A young Dallas couple decided to open their doors to refugee children in the neighborhood. They don’t run a daycare or an afterschool program but host refugee children at their home for games, movies, and even homework. Alex and Laura Laywell, both 27, worked at an after-school program in the neighborhood and started to learn about the issues these teens face. Along with the normal teenage issues, these teens have different cultural backgrounds and family traditions.
The neighborhood of Vickery Meadow is a vibrant community of refugees and immigrants, people who have come to the United States to start their lives over. Many are immigrants from Latin America. Then refugees from Iraq and Africa began to be resettled and now mostly Burmese and Bhutanese families.
Alex and Laura’s home became a popular place for kids in this diverse neighborhood. As practicing Christians, they say it’s their duty to help others and they want to provide as many opportunities for these teens as possible. Alex says he gets as much from the kids as the kids get from them, and these teens have shaped every aspect of their lives. Listen to this story to hear how this family began helping refugee children and what kind of impact they have on their community.
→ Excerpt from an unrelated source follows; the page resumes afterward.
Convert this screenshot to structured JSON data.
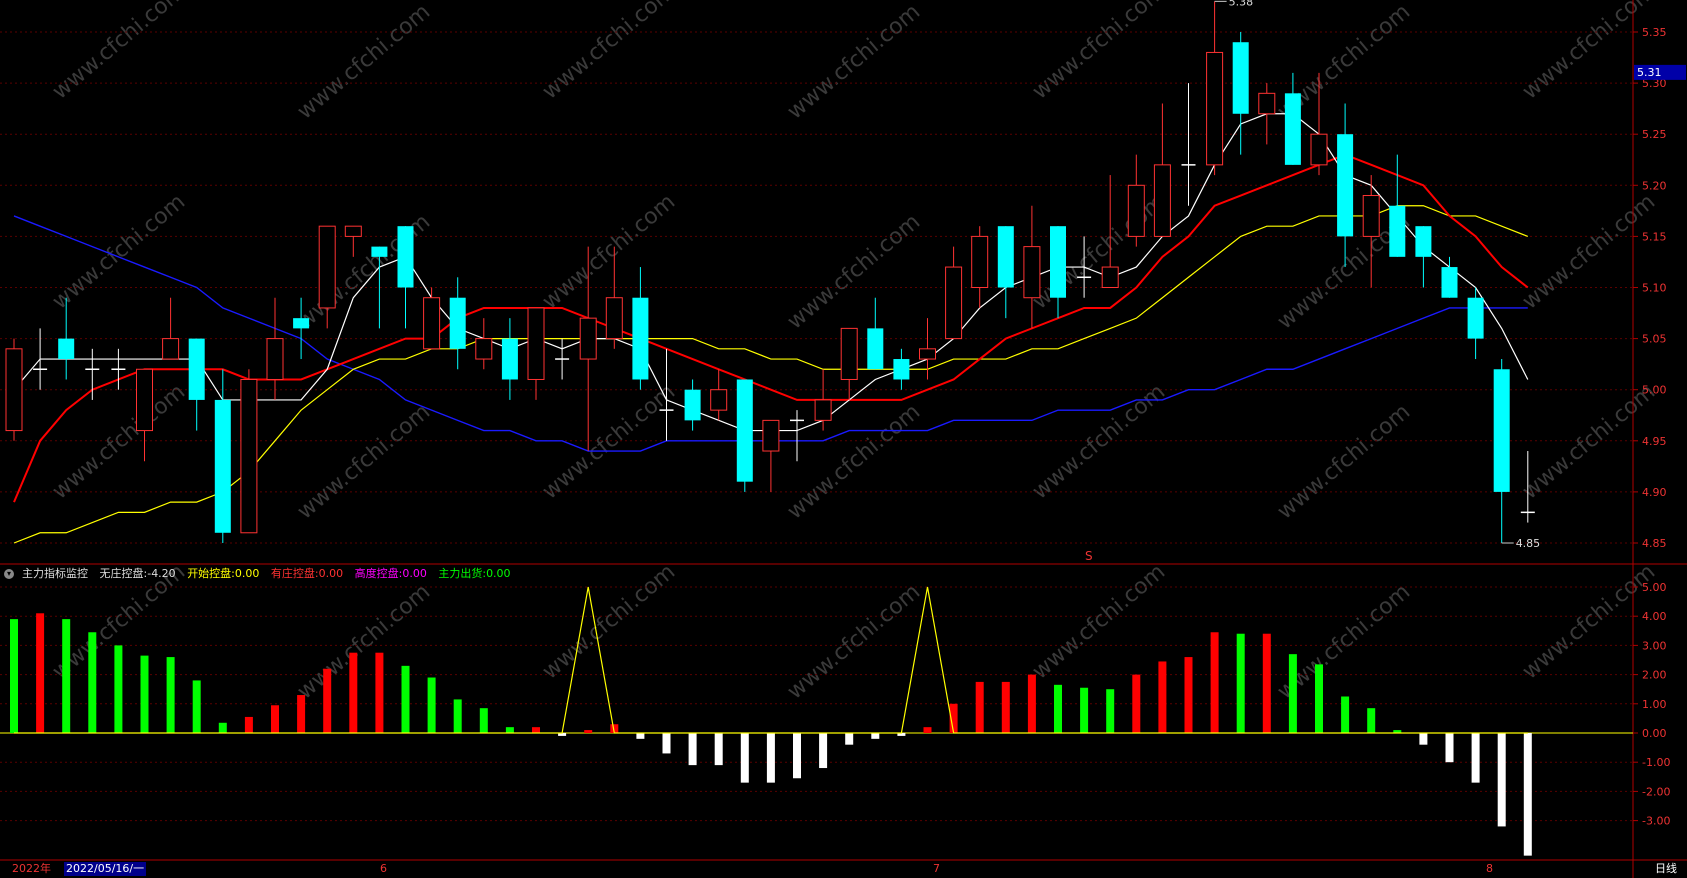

Join the conversation:
What are the different challenges that refugee children have to deal with? What are some of the things that the Laywells do with the teens in this neighborhood? In what ways do you think Alex and Laura, as well as these teens, are benefitting from this community? What are ways that you can promote a welcoming community where you live?
Keep the conversation going with Facing History’s resources:
- Help your students gain a better understanding of the refugee crisis and what it means to be a refugee with our lesson, “Understanding the Global Refugee Crisis,” which features Samantha Power, United States Ambassador to the United Nations (2013–2017).
- Then explore our lesson, “The Refugee Crisis and Human Responsibility” to examine the moral and legal questions this crisis raises about our responsibilities to each other as human beings.
- Read this reflective blog post, “Why Study Migration? Because It’s the Story of Humankind,” about the importance of understanding migration patterns and where we came from.
Explore more stories about refugees from Listenwise:
- Learn about the experiences of a political refugee from Somalia who came to the United States in 2006.
- Listen to hear about an experience that provides people with insight into what it’s like to be a refugee.
- Learn about the Syrian refugees and debate America’s responsibility in this issue.
Listenwise helps teachers use public radio stories in their classrooms. To find more public radio stories and lessons for your middle and high school ELA, social studies, and science classrooms you can sign up for a free Listenwise account!